Using only the records, tally the lines with "badge" in them and state that total by itself.

#####

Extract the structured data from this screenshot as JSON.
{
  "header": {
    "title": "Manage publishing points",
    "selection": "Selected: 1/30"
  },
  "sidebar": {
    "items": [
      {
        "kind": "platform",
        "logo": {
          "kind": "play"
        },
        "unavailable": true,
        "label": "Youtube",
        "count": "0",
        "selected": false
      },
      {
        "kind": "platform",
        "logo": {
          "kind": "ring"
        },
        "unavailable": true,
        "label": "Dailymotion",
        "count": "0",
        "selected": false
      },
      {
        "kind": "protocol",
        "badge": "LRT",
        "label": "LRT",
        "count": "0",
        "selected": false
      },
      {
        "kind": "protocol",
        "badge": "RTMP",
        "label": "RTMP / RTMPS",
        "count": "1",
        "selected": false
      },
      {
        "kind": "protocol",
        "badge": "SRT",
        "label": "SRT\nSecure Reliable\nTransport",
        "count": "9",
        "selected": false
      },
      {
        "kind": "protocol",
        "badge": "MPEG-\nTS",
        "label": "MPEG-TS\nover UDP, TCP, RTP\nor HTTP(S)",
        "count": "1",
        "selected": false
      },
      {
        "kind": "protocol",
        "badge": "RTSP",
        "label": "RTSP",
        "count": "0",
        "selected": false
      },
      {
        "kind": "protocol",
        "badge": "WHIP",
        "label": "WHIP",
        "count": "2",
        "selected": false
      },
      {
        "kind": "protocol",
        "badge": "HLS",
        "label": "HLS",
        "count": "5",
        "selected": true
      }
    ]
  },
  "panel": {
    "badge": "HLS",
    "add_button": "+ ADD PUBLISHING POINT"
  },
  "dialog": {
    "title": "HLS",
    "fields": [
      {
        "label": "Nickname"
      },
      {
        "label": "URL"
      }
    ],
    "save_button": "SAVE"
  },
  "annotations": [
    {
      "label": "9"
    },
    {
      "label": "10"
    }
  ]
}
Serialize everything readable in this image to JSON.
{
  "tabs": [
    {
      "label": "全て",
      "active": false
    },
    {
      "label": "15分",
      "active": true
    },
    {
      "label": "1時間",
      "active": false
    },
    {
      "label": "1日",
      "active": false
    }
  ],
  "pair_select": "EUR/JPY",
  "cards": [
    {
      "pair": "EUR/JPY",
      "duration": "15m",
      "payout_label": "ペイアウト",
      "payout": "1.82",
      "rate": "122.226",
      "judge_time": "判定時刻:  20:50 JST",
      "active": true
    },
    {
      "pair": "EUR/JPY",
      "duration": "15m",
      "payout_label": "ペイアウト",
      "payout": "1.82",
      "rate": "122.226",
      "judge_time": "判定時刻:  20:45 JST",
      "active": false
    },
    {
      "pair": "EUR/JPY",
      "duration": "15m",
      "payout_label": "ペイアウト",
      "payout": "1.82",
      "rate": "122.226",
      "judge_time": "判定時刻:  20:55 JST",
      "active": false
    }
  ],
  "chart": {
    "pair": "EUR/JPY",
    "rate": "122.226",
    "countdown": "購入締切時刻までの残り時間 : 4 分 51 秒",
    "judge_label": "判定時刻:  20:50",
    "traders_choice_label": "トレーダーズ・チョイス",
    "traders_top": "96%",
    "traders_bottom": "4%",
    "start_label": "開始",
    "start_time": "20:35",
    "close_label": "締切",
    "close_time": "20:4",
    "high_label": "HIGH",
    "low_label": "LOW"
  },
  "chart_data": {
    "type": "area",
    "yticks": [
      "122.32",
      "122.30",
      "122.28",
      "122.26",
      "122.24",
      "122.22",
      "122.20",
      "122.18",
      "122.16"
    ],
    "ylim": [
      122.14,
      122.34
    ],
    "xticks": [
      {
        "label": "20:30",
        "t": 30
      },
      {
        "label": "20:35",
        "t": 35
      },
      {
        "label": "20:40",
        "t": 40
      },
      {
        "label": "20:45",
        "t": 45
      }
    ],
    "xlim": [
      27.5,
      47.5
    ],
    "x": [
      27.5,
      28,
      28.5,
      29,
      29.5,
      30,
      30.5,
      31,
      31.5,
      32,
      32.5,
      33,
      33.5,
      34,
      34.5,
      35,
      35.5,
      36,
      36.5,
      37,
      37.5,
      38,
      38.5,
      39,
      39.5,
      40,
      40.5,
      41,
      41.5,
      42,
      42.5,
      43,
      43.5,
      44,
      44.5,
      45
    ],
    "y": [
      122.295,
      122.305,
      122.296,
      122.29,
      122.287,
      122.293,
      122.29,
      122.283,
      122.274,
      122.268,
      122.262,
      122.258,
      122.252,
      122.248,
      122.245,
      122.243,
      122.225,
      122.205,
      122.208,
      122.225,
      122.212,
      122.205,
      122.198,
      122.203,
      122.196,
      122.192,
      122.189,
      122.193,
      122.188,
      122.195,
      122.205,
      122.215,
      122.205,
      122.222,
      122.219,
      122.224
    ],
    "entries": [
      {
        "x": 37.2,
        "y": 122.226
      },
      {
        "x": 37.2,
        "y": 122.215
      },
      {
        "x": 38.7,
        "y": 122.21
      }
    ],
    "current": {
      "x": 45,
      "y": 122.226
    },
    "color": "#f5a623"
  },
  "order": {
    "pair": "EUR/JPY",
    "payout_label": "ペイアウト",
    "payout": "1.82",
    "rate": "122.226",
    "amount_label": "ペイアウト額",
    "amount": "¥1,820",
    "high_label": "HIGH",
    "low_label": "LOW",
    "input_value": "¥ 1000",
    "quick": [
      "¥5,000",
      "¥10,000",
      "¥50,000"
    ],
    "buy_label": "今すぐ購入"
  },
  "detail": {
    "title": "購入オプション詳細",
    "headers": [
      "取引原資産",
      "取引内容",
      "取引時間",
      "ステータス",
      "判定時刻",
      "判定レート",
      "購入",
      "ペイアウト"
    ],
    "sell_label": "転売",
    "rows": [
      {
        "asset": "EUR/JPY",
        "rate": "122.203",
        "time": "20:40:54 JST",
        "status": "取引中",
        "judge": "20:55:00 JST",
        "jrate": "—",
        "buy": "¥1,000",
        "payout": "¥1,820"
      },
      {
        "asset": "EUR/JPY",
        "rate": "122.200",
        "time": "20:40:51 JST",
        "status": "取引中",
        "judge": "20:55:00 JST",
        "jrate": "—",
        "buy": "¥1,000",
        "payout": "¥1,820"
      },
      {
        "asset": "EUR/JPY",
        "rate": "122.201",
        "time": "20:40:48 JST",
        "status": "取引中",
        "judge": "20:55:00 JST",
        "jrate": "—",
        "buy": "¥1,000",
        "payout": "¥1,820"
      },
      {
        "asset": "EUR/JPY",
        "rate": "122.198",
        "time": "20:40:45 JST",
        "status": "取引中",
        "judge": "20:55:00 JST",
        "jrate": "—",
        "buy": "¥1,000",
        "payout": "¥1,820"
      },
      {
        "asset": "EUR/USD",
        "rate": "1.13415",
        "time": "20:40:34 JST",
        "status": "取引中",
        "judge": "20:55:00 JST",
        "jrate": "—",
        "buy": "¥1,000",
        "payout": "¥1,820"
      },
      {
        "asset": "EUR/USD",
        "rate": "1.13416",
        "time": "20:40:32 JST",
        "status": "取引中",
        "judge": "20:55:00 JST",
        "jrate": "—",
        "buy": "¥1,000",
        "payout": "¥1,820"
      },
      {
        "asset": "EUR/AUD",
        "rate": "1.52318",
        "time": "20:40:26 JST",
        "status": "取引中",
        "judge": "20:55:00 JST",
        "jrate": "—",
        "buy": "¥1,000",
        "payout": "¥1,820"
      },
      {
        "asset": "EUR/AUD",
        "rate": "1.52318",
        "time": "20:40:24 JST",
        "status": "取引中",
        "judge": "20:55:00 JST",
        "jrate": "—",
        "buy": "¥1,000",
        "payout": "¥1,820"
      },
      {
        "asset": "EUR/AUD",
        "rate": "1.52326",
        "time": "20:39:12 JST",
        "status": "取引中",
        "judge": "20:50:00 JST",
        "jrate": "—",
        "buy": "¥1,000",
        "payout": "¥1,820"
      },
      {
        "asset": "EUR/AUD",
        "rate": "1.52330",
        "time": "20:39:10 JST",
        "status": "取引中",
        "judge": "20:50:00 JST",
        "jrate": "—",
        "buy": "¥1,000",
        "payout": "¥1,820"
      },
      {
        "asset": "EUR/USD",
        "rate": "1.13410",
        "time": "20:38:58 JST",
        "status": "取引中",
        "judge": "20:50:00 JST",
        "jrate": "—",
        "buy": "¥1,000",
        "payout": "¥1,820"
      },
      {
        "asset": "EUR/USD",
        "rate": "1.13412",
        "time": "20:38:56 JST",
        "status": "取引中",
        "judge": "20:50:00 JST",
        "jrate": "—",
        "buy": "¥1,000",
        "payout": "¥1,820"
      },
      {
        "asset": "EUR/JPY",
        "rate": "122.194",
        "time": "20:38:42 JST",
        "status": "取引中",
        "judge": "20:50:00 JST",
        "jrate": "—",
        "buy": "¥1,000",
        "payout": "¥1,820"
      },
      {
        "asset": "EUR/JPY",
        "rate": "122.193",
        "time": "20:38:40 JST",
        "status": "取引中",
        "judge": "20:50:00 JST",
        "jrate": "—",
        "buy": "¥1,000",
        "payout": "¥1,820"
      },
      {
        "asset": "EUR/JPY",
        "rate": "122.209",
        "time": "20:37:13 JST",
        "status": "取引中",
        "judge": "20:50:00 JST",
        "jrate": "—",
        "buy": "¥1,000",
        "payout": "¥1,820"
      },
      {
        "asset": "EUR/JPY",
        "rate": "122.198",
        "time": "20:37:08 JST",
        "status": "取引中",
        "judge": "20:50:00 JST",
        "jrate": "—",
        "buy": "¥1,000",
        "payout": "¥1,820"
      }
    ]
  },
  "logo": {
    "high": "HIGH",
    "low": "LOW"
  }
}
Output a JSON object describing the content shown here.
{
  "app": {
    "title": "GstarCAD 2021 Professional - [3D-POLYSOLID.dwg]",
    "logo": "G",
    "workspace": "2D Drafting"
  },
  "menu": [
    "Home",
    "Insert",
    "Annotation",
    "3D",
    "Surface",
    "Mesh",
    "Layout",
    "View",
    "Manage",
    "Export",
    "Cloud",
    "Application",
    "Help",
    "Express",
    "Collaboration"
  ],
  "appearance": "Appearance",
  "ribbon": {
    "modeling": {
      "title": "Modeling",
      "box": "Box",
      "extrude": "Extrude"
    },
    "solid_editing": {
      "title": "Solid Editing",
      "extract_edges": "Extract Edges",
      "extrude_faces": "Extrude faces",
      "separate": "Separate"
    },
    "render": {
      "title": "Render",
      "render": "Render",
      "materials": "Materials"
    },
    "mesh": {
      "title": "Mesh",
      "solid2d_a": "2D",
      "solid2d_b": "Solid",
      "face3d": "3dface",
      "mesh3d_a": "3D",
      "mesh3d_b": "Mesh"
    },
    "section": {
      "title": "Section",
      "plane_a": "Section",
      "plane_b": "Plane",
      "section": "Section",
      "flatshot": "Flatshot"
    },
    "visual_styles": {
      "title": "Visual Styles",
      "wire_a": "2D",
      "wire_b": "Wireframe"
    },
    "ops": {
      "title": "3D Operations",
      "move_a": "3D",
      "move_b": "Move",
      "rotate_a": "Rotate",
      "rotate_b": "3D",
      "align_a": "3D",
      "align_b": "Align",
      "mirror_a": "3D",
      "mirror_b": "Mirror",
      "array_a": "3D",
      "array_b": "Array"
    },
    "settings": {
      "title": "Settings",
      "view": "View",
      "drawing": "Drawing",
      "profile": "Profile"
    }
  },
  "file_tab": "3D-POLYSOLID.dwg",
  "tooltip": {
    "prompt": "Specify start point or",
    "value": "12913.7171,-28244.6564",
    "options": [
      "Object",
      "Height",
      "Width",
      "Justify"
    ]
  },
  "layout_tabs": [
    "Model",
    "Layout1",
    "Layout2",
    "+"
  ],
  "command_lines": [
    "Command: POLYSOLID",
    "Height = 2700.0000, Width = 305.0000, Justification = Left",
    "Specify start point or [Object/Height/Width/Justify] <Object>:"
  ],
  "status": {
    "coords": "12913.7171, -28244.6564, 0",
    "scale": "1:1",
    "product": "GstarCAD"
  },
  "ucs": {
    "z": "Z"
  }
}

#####

• [RESULT]:
8